Isthmian League Division One North
Park Drive, Maldon
Match Rating: 4
With my car being being serviced the morning, I decided today would be a good day to drive somewhere, to a destination that is not easily reached by public transport. And so I headed through the Dartford Tunnel towards a very pleasant part of eastern Essex, for my second footballing visit to the county in less than a week.
Park Drive is over six miles from the nearest rail station at Hatfield Peveral, and on a pleasant day, it is well worth arriving in town some time ahead of kick off, to explore the historic town centre and the Promenade Park a couple of minutes walk from the ground, where one can enjoy walks along a river estuary and with pleasant views to the town and Hythe Quay, with its many and varied boats moored up. On entering the ground in one corner, I was impressed by a very friendly welcome from the gateman, young programme sellers, and this friendly feeling remained throughout my stay. Along the length is a large brick building containing the changing rooms, club house and various function rooms, set some way back from the pitch, with a patio area with tables and benches spread around, giving a spacious and relaxed feel to the area. From the changing rooms, there is a covered walkway towards the pitch for the players, which connects to another brick installation containing toilets, and small covered standing areas either side of the dugouts. Straddling the halfway line on the other side is an all-seater stand, with its sign still welcoming visitors to Maldon Town FC, four years after the club reformed as Maldon and Tiptree. A large grass bank along this length makes a nice backdrop. Behind one of the goals is a further all-seater stand, whilst just hard standing is available behind the other goal - although this area was flooded today. Trees behind this goal gives another pleasant backdrop to the ground. All in all, its a neat and welcoming venue. The programme was a very pleasant surprise, priced at just £1, and was of very good quality. 32 pages in all colour, an acceptable amount of advertising, and with all of the stats, facts and comment that one could reasonably hope for at this level.
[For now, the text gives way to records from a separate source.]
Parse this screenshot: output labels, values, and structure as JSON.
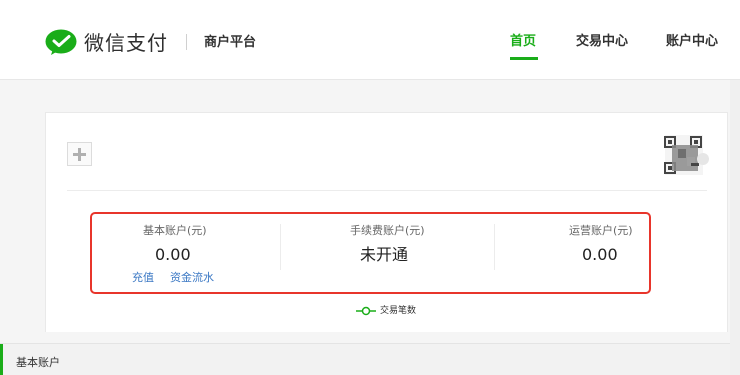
{
  "header": {
    "brand": "微信支付",
    "platform": "商户平台",
    "logo_icon": "wechat-pay-logo-icon",
    "nav": [
      {
        "label": "首页",
        "active": true
      },
      {
        "label": "交易中心",
        "active": false
      },
      {
        "label": "账户中心",
        "active": false
      }
    ]
  },
  "card": {
    "add_icon": "plus-icon",
    "avatar_icon": "qr-avatar-icon"
  },
  "accounts": {
    "basic": {
      "label": "基本账户(元)",
      "value": "0.00",
      "links": [
        "充值",
        "资金流水"
      ]
    },
    "fee": {
      "label": "手续费账户(元)",
      "value": "未开通"
    },
    "ops": {
      "label": "运营账户(元)",
      "value": "0.00"
    }
  },
  "chart_legend": {
    "label": "交易笔数"
  },
  "sub_tab": {
    "label": "基本账户"
  },
  "colors": {
    "accent": "#1aad19",
    "highlight_border": "#e8352b",
    "link": "#3b78c4"
  }
}
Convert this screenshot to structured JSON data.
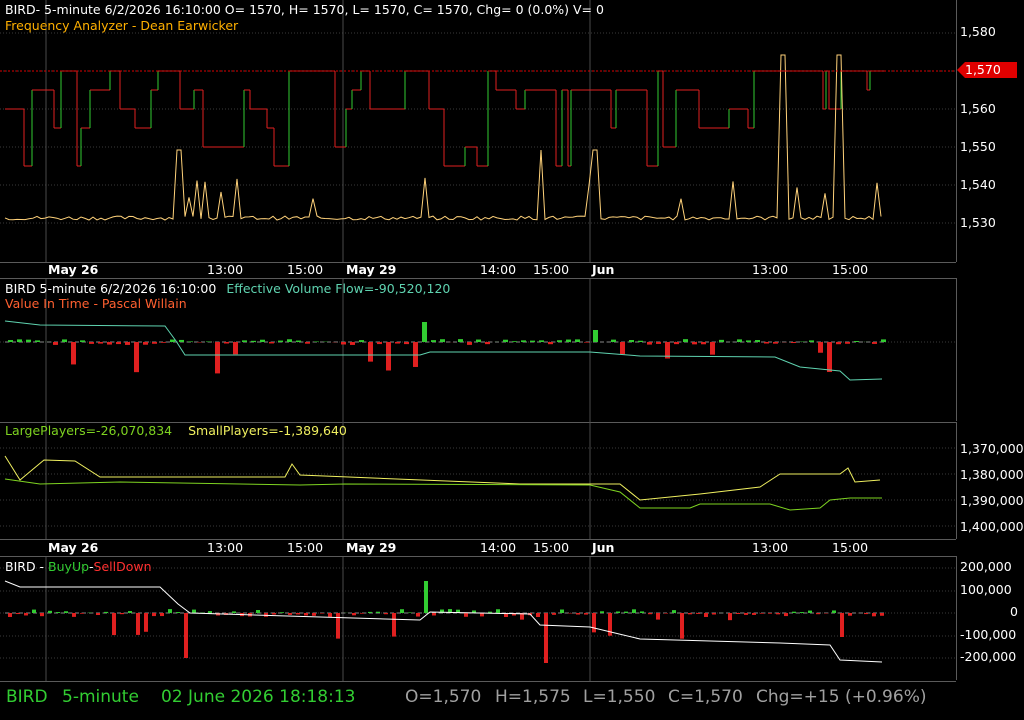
{
  "pane1": {
    "header": "BIRD- 5-minute 6/2/2026 16:10:00 O= 1570, H= 1570, L= 1570, C= 1570, Chg= 0 (0.0%) V= 0",
    "indicator": "Frequency Analyzer - Dean Earwicker",
    "y_ticks": [
      "1,580",
      "1,570",
      "1,560",
      "1,550",
      "1,540",
      "1,530"
    ],
    "last_price": "1,570"
  },
  "date_axis": {
    "labels": [
      "May 26",
      "13:00",
      "15:00",
      "May 29",
      "14:00",
      "15:00",
      "Jun",
      "13:00",
      "15:00"
    ]
  },
  "pane2": {
    "header": "BIRD 5-minute  6/2/2026 16:10:00",
    "flow": "Effective Volume Flow=-90,520,120",
    "indicator": "Value In Time - Pascal Willain"
  },
  "pane3": {
    "large": "LargePlayers=-26,070,834",
    "small": "SmallPlayers=-1,389,640",
    "y_ticks": [
      "1,370,000",
      "1,380,000",
      "1,390,000",
      "1,400,000"
    ]
  },
  "pane4": {
    "symbol": "BIRD",
    "sep1": " - ",
    "buy": "BuyUp",
    "sep2": "-",
    "sell": "SellDown",
    "y_ticks": [
      "200,000",
      "100,000",
      "0",
      "-100,000",
      "-200,000"
    ]
  },
  "status": {
    "symbol": "BIRD",
    "interval": "5-minute",
    "datetime": "02 June 2026 18:18:13",
    "open": "O=1,570",
    "high": "H=1,575",
    "low": "L=1,550",
    "close": "C=1,570",
    "chg": "Chg=+15 (+0.96%)"
  },
  "colors": {
    "background": "#000000",
    "up": "#32cd32",
    "down": "#e02020",
    "analyzer": "#ffd27a",
    "flow": "#5fd3b0",
    "indicator_title": "#ff6030",
    "large": "#7ed321",
    "small": "#f0f060",
    "status": "#32cd32",
    "status_values": "#a0a0a0"
  }
}
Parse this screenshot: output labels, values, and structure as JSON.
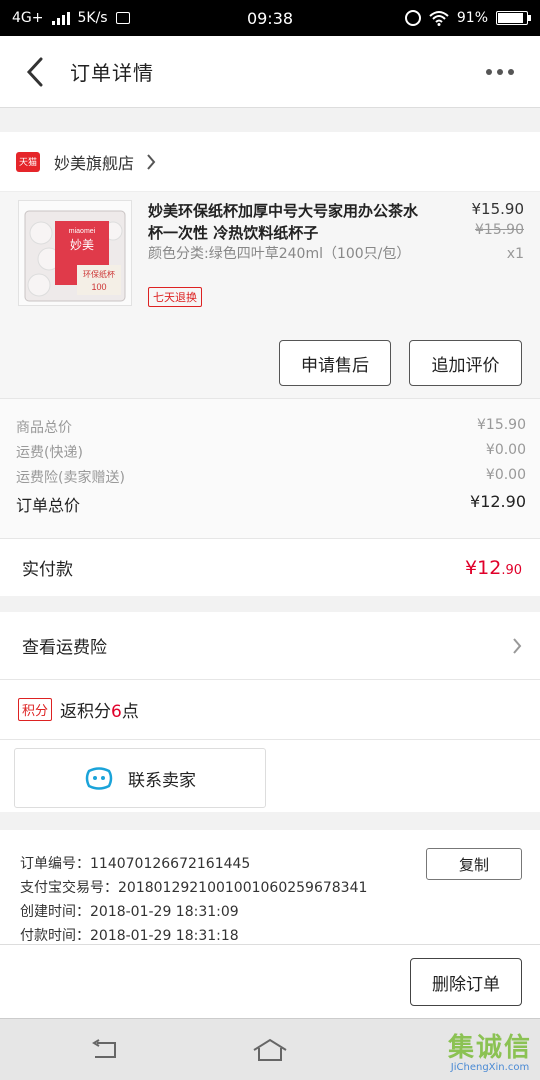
{
  "status_bar": {
    "network": "4G+",
    "speed": "5K/s",
    "time": "09:38",
    "battery": "91%",
    "battery_level": 0.91
  },
  "nav": {
    "title": "订单详情",
    "back_icon": "chevron-left-icon",
    "more_icon": "more-dots-icon"
  },
  "shop": {
    "badge": "天猫",
    "name": "妙美旗舰店"
  },
  "product": {
    "title": "妙美环保纸杯加厚中号大号家用办公茶水杯一次性 冷热饮料纸杯子",
    "spec": "颜色分类:绿色四叶草240ml（100只/包）",
    "tag": "七天退换",
    "price": "¥15.90",
    "original_price": "¥15.90",
    "quantity": "x1",
    "image_brand": "miaomei",
    "image_brand_cn": "妙美",
    "image_label": "环保纸杯",
    "image_count": "100"
  },
  "actions": {
    "after_sales": "申请售后",
    "add_review": "追加评价"
  },
  "summary": {
    "rows": [
      {
        "label": "商品总价",
        "value": "¥15.90"
      },
      {
        "label": "运费(快递)",
        "value": "¥0.00"
      },
      {
        "label": "运费险(卖家赠送)",
        "value": "¥0.00"
      }
    ],
    "total_label": "订单总价",
    "total_value": "¥12.90"
  },
  "paid": {
    "label": "实付款",
    "currency": "¥",
    "amount_int": "12",
    "amount_dec": ".90"
  },
  "shipping_insurance": {
    "label": "查看运费险"
  },
  "points": {
    "badge": "积分",
    "prefix": "返积分",
    "value": "6",
    "suffix": "点"
  },
  "contact": {
    "label": "联系卖家"
  },
  "order_info": {
    "order_no": "订单编号：114070126672161445",
    "alipay_no": "支付宝交易号：2018012921001001060259678341",
    "created": "创建时间：2018-01-29 18:31:09",
    "paid_time": "付款时间：2018-01-29 18:31:18",
    "copy_label": "复制"
  },
  "footer": {
    "delete_label": "删除订单"
  },
  "watermark": {
    "main": "集诚信",
    "sub": "JiChengXin.com"
  },
  "colors": {
    "accent_red": "#e0002a",
    "tmall_red": "#e5252a",
    "watermark_green": "#7cbc3a"
  }
}
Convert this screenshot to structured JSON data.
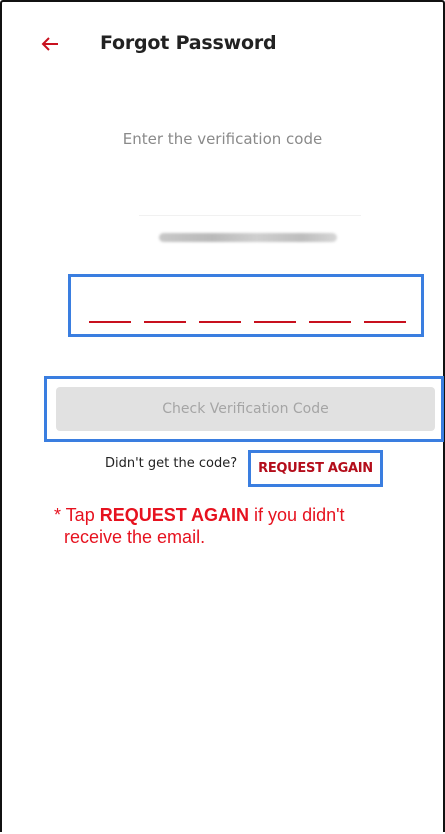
{
  "header": {
    "back_icon": "arrow-left-icon",
    "title": "Forgot Password"
  },
  "verification": {
    "instruction": "Enter the verification code",
    "masked_email": "(masked email address)",
    "code_length": 6
  },
  "actions": {
    "check_button_label": "Check Verification Code",
    "prompt_text": "Didn't get the code?",
    "request_again_label": "REQUEST AGAIN"
  },
  "note": {
    "prefix": "* Tap ",
    "bold": "REQUEST AGAIN",
    "suffix_line1": " if you didn't",
    "line2": "receive the email."
  },
  "colors": {
    "accent_red": "#c8101e",
    "highlight_blue": "#3a7ee0",
    "note_red": "#e6121f",
    "disabled_button": "#e1e1e1"
  }
}
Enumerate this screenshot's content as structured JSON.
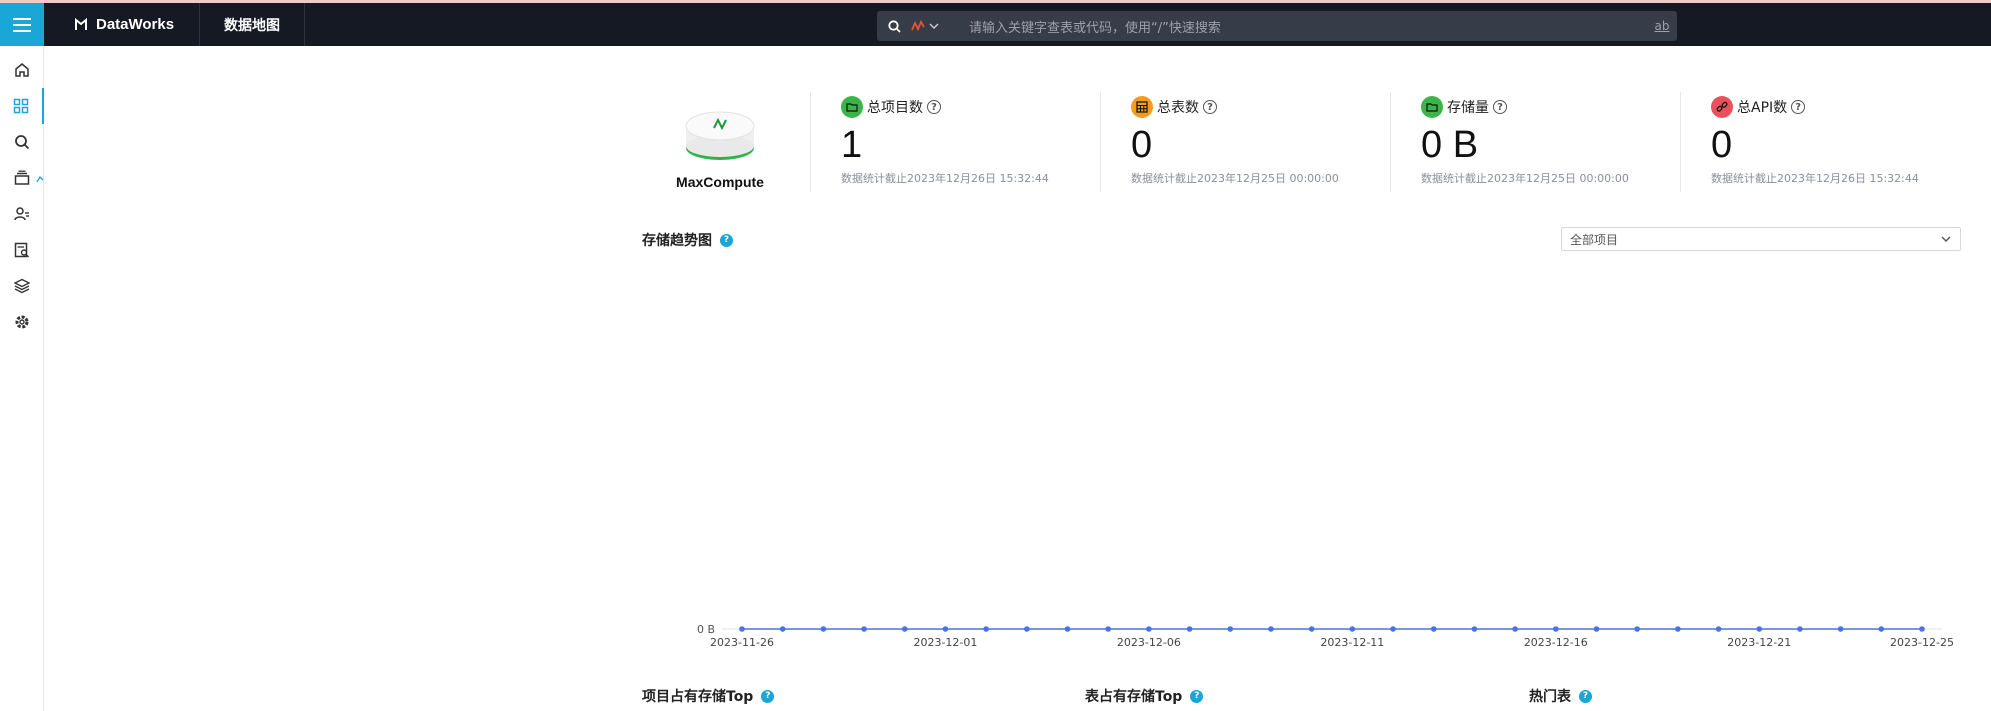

Maldon and Tiptree have had quite a difficult start to their season, coming into this game third from bottom in the table, having lost 12 of their 19 games, winning four of them, and they went through a run of losing ten straight league and cup games in September/October. In the middle of that run, they appointed former Wimbledon player Alan Kimble as boss, which has brought about a slight upturn in fortunes, winning one and drawing one against teams in the top half, although they lost 1-3 at Dereham in their last game. Waltham Abbey were in eleventh place, winning eight and drawing five of their 19 league games, and came into this game in good form, beaten only once in their last six league games.
After recent prolonged heavy rain, the pitch here was in remarkably good condition, looking firm and did not cut up as the game progressed. On a dull, dank afternoon with intermittent rain during the first half, this was a very entertaining game, which the home side surprisingly dominated throughout - even if the scoreline did not always reflect this. With just two minutes on the clock, the home side should have taken the lead, when Nathan Korangteng saw his shot from an angle parried and Cliff Akurang saw his shot somehow parried wide although the keeper really should not have been given the chance. It was against the run of play when the visitors took the lead, Harry Elmes cutting in from the left wing and pulled the ball back from the byline, allowing Jason Hallett an easy tap home from a central position. Their lead was to last barely a minute though. Korangteng dribbled around the edge of the area but then suddenly fired in a fabulous shot into the top corner, giving the keeper no chance. They went into the lead on 25 minutes, when Tunde Andewumni gained possession of the ball after a mix up between visiting defenders, and he strode forward before placing a lovely low curling shot just inside the far post. It was a deserved lead, but Waltham Abbey levelled the scores four minutes before half time. Elmes crossed the ball from the right and Jon Docker hit a shot on the turn at the edge of the area that, although was not cleanly struck, still found its way inside the near post.
So after an entertaining first half which saw Maldon and Tiptree surprisingly dominant, but one would imagine that Waltham Abbey would improve in the second half. That certainly did not happen though, as the home side deservedly went back into the lead on 55 minutes. Adewunmi got on the end of the low long ball forward, and after trying to dribble around the keeper, who had come out of his area to meet the ball, Adewunmi passed the ball to Cliff Akurang, who lobbed the ball into the net via the underside of the bar. Maldon and Tiptree sealed the three points on 70 minutes when Koranteng chased a long ball towards the corner flag, just beating the keeper who yet again was too easily tempted away from his goal, before passing into the centre and Adewunmi just managed to beat a defender to apply the finishing touch into the unguarded net. That pretty much killed the game, as Maldon and Tiptree looked comfortable holding onto their lead and Waltham Abbey never looking likely to threaten to pull a goal back. This was a very entertaining game of football though, and it was a shame that so few people were there to witness it. On the evidence of today, with their pace and guile up front, it would appear that Maldon and Tiptree are in something of a false position in the table, and should climb the table in the coming weeks, whilst presumably this was just something of a bad day at the office for Waltham Abbey.